***** The input *****

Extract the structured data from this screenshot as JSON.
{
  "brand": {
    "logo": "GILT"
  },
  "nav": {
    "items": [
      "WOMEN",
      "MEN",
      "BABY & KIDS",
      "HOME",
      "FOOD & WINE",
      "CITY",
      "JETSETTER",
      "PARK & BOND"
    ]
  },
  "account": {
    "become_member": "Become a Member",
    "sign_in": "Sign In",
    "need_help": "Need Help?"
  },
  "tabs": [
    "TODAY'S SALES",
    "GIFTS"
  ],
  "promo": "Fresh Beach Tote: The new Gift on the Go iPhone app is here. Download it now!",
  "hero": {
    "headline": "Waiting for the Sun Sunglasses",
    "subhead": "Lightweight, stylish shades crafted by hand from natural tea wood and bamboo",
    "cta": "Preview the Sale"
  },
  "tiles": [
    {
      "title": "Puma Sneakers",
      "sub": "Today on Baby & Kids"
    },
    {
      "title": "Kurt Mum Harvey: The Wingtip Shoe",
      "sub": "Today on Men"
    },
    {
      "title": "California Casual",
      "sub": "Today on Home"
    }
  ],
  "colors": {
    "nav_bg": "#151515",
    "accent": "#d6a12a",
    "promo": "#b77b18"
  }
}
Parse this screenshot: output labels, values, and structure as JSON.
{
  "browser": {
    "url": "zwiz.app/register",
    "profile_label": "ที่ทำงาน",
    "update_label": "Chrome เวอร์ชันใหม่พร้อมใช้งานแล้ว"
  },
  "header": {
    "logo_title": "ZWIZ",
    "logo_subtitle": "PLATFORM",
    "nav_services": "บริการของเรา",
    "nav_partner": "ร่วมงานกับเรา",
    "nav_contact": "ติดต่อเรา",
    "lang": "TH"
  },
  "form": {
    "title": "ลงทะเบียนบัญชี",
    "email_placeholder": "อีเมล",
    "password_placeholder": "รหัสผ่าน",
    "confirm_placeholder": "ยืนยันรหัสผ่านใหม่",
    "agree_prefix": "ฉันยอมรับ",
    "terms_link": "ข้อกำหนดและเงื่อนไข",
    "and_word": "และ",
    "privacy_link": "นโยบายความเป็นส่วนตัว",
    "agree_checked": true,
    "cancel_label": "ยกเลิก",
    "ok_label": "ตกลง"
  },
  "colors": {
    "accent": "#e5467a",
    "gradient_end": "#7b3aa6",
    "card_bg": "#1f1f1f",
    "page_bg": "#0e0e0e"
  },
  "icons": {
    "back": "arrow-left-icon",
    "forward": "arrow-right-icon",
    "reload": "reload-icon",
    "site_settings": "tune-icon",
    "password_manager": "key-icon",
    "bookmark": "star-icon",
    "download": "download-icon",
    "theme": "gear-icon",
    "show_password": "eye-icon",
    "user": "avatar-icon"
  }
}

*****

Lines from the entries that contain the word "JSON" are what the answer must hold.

Extract the structured data from this screenshot as JSON.
Parse this screenshot: output labels, values, and structure as JSON.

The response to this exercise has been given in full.